For the public servants, the real job, the tough job, is recognizing that the minister represents the authority of the people. As impartial servants, they have a duty to inform and shape the views of the minister but, in the end, they must obey the Minister whether they agree or not. Fearless comments and loyal implementation.
My wife and I have a long standing joke. Early in our relationship, I made the unfortunate mistake of giving her some constructive criticism. I simply said, “You don’t take criticism well.” She bristled and replied “What do you mean? I take criticism great. Come on! Give me some criticism and I’ll show you how well I can take it.” After a pause we both burst out laughing.
Despite the irony, her defensive reaction was and is typical of how people react to criticism. Recognizing the benefits of constructive criticism is one thing. Reacting accordingly is something else. Being told that you are not doing something well enough can be difficult to take. Ego gets involved. A sense of ownership is involved. It becomes personal, quickly if not immediately. Controlling your reactions is important.
But so is the message. In any communication, there are two people. One is trying to get the message across and the other is receiving. Each has a 50% responsibility. The trick in giving criticism is to do it in a way and manner that it will be received and understood. If you can do that well, how the other person receives the message is their 50% of the problem.
It is also helpful to realize that communication is very complex and contains multiple messages. Every time you talk to another person you relate the following:

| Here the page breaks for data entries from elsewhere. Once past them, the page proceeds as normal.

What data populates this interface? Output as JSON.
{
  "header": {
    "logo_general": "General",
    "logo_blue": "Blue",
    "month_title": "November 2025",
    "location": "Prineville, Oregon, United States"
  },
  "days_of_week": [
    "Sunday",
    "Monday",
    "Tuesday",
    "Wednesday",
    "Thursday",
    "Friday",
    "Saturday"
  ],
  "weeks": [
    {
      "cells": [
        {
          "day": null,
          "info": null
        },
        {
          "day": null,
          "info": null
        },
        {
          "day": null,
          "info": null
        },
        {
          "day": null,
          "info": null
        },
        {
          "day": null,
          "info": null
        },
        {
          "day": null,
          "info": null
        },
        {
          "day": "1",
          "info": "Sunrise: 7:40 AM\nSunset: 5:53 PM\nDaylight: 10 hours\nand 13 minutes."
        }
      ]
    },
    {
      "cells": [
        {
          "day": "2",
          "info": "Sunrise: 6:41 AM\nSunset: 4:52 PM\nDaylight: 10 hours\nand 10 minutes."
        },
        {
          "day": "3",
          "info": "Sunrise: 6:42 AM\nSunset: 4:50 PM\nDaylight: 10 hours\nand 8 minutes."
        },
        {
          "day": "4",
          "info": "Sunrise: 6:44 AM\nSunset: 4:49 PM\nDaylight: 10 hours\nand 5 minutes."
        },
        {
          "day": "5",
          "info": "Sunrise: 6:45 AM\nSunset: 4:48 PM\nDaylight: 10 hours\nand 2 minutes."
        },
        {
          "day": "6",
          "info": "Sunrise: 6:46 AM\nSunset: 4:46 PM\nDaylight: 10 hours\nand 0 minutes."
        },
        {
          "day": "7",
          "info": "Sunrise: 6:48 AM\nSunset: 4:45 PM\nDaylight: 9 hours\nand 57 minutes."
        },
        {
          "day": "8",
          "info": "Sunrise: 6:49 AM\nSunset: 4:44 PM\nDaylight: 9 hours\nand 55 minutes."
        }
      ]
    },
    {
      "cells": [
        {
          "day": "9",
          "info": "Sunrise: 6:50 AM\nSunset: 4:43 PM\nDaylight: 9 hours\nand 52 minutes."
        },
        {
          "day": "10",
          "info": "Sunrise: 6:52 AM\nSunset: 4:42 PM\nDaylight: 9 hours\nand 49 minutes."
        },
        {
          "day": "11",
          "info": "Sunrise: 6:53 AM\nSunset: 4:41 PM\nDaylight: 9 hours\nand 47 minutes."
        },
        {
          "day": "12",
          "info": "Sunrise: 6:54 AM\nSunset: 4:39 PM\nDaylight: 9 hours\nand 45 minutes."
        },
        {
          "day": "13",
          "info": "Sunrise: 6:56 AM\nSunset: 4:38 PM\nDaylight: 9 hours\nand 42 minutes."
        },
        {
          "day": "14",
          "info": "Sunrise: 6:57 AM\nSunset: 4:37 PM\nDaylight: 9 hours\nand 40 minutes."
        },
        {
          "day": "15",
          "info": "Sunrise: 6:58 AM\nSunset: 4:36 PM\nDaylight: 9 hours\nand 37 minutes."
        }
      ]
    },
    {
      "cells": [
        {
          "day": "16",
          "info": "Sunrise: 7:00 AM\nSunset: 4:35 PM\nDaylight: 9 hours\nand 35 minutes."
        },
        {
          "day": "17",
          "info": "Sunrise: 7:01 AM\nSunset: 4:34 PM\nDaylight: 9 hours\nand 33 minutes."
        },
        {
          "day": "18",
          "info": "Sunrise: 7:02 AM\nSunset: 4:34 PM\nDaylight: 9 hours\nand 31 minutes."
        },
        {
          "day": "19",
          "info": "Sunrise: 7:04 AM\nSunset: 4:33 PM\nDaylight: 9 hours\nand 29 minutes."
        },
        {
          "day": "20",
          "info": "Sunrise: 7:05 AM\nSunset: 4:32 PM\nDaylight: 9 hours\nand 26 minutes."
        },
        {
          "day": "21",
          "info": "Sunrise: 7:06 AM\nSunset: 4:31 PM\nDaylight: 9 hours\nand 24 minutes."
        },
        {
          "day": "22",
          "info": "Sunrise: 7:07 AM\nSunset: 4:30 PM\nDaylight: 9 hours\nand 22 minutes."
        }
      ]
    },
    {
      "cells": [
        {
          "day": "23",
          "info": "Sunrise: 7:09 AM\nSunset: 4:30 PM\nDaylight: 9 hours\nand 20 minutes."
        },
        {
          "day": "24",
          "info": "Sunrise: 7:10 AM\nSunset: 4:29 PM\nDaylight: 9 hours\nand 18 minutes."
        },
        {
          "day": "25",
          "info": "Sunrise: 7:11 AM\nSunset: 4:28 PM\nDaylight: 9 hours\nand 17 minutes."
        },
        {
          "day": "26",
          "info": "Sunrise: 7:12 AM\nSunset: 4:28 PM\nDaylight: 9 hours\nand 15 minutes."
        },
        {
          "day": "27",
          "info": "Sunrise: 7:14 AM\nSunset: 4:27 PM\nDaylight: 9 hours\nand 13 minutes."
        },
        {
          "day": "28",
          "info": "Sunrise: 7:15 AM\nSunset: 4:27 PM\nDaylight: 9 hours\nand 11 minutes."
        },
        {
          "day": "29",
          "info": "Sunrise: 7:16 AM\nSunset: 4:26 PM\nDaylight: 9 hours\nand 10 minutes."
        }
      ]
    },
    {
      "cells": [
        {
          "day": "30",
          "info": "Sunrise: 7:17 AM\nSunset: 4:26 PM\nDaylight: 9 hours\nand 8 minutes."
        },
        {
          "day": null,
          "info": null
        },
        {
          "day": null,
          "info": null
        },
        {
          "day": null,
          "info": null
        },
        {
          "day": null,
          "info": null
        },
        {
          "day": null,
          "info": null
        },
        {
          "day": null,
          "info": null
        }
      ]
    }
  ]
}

- * The factual content of the message;
- * Inferences conveying what you think about the listener;
- * Inferences conveying what you want the listener to think about you; and
- * Inferences conveying what you think about the state of your relationship with the listener.
Anytime you communicate you send these four messages with weights on various inferences. The listener processes the information in the same way but may weight the messages differently resulting in a completely different interpretation.
We all like to think that we are factual, but the reality is that we aren’t. We all use these four elements all the time. If we didn’t and only spoke in facts, sarcasm would be lost on us. So accept that these four messages are getting passed and use them to your advantage.
In the case of constructive criticism, you need to pass the message that, for example, your colleague’s work is low quality and needs to be improved, but do it in a way that does not send bad messages in the other three channels. Avoid the words “you” or “your” as they send the message that the criticism is directed at the colleague personally and not the work. Refer specifically to the low quality work and how it is low quality. Send specific messages (verbal and non-verbal) to backup the other channels that the criticism is not directed at the person, that you hold them in high esteem, and that you do and will continue to respect them and their work despite this. You also have to pass the message about what you want them to think about you in a constructive way. If you can do all this, you’ve done your 50% of the communication. It is then up to the other person to do theirs.
On the receiving end of the criticism, realize that one of the messages getting past is that the other person feels strongly about and values the issue enough to bring it up. The inherent message is that you are important to them and they are trying to help. Try not to get defensive but accept the message and act on it.